For this exercise, restate the data below with no change at all.

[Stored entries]
"""

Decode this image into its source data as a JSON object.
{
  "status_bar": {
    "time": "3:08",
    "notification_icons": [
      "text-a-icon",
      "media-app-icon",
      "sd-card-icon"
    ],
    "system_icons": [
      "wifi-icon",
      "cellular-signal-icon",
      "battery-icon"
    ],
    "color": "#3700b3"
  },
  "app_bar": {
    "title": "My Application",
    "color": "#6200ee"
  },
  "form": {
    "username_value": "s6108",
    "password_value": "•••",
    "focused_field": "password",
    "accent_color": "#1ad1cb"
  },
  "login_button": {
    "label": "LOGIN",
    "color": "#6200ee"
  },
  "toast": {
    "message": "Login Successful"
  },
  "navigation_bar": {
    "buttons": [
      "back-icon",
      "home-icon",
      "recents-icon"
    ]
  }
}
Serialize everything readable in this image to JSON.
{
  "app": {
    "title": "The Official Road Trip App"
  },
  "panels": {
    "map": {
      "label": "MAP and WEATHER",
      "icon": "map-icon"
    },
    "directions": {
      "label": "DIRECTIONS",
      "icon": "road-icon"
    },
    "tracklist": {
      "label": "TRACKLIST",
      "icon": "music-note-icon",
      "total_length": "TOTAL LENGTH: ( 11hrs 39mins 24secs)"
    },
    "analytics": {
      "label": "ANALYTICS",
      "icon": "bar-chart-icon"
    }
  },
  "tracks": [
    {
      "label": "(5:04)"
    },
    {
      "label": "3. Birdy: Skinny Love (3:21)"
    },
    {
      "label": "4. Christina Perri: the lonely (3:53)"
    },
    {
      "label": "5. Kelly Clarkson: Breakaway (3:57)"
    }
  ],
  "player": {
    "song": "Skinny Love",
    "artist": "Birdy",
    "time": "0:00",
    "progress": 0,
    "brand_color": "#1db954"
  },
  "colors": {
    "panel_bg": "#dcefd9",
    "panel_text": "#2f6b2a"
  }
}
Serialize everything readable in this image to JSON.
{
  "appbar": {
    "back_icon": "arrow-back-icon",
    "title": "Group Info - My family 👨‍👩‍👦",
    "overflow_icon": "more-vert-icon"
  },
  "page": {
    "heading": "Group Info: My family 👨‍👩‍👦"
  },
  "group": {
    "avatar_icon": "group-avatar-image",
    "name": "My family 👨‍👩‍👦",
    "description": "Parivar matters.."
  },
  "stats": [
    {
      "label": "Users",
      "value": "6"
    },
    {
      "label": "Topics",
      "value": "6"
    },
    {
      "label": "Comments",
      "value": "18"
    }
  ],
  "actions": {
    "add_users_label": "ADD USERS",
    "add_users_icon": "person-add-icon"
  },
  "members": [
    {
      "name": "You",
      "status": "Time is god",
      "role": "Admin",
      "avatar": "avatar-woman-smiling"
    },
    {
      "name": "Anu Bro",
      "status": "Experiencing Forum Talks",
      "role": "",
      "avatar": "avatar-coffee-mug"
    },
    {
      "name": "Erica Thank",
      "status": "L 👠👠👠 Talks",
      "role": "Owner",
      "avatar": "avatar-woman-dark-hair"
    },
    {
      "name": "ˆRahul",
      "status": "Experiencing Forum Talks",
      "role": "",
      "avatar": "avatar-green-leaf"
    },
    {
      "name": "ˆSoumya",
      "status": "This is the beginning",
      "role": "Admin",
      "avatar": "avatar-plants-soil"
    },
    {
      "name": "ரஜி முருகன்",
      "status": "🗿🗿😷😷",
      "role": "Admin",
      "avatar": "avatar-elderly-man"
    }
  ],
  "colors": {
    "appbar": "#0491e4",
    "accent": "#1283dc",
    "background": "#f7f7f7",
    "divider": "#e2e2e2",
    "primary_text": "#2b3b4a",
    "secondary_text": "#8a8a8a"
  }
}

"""

> Result below:
Decode this image into its source data as a JSON object.
{
  "status_bar": {
    "time": "3:08",
    "notification_icons": [
      "text-a-icon",
      "media-app-icon",
      "sd-card-icon"
    ],
    "system_icons": [
      "wifi-icon",
      "cellular-signal-icon",
      "battery-icon"
    ],
    "color": "#3700b3"
  },
  "app_bar": {
    "title": "My Application",
    "color": "#6200ee"
  },
  "form": {
    "username_value": "s6108",
    "password_value": "•••",
    "focused_field": "password",
    "accent_color": "#1ad1cb"
  },
  "login_button": {
    "label": "LOGIN",
    "color": "#6200ee"
  },
  "toast": {
    "message": "Login Successful"
  },
  "navigation_bar": {
    "buttons": [
      "back-icon",
      "home-icon",
      "recents-icon"
    ]
  }
}
Serialize everything readable in this image to JSON.
{
  "app": {
    "title": "The Official Road Trip App"
  },
  "panels": {
    "map": {
      "label": "MAP and WEATHER",
      "icon": "map-icon"
    },
    "directions": {
      "label": "DIRECTIONS",
      "icon": "road-icon"
    },
    "tracklist": {
      "label": "TRACKLIST",
      "icon": "music-note-icon",
      "total_length": "TOTAL LENGTH: ( 11hrs 39mins 24secs)"
    },
    "analytics": {
      "label": "ANALYTICS",
      "icon": "bar-chart-icon"
    }
  },
  "tracks": [
    {
      "label": "(5:04)"
    },
    {
      "label": "3. Birdy: Skinny Love (3:21)"
    },
    {
      "label": "4. Christina Perri: the lonely (3:53)"
    },
    {
      "label": "5. Kelly Clarkson: Breakaway (3:57)"
    }
  ],
  "player": {
    "song": "Skinny Love",
    "artist": "Birdy",
    "time": "0:00",
    "progress": 0,
    "brand_color": "#1db954"
  },
  "colors": {
    "panel_bg": "#dcefd9",
    "panel_text": "#2f6b2a"
  }
}
Serialize everything readable in this image to JSON.
{
  "appbar": {
    "back_icon": "arrow-back-icon",
    "title": "Group Info - My family 👨‍👩‍👦",
    "overflow_icon": "more-vert-icon"
  },
  "page": {
    "heading": "Group Info: My family 👨‍👩‍👦"
  },
  "group": {
    "avatar_icon": "group-avatar-image",
    "name": "My family 👨‍👩‍👦",
    "description": "Parivar matters.."
  },
  "stats": [
    {
      "label": "Users",
      "value": "6"
    },
    {
      "label": "Topics",
      "value": "6"
    },
    {
      "label": "Comments",
      "value": "18"
    }
  ],
  "actions": {
    "add_users_label": "ADD USERS",
    "add_users_icon": "person-add-icon"
  },
  "members": [
    {
      "name": "You",
      "status": "Time is god",
      "role": "Admin",
      "avatar": "avatar-woman-smiling"
    },
    {
      "name": "Anu Bro",
      "status": "Experiencing Forum Talks",
      "role": "",
      "avatar": "avatar-coffee-mug"
    },
    {
      "name": "Erica Thank",
      "status": "L 👠👠👠 Talks",
      "role": "Owner",
      "avatar": "avatar-woman-dark-hair"
    },
    {
      "name": "ˆRahul",
      "status": "Experiencing Forum Talks",
      "role": "",
      "avatar": "avatar-green-leaf"
    },
    {
      "name": "ˆSoumya",
      "status": "This is the beginning",
      "role": "Admin",
      "avatar": "avatar-plants-soil"
    },
    {
      "name": "ரஜி முருகன்",
      "status": "🗿🗿😷😷",
      "role": "Admin",
      "avatar": "avatar-elderly-man"
    }
  ],
  "colors": {
    "appbar": "#0491e4",
    "accent": "#1283dc",
    "background": "#f7f7f7",
    "divider": "#e2e2e2",
    "primary_text": "#2b3b4a",
    "secondary_text": "#8a8a8a"
  }
}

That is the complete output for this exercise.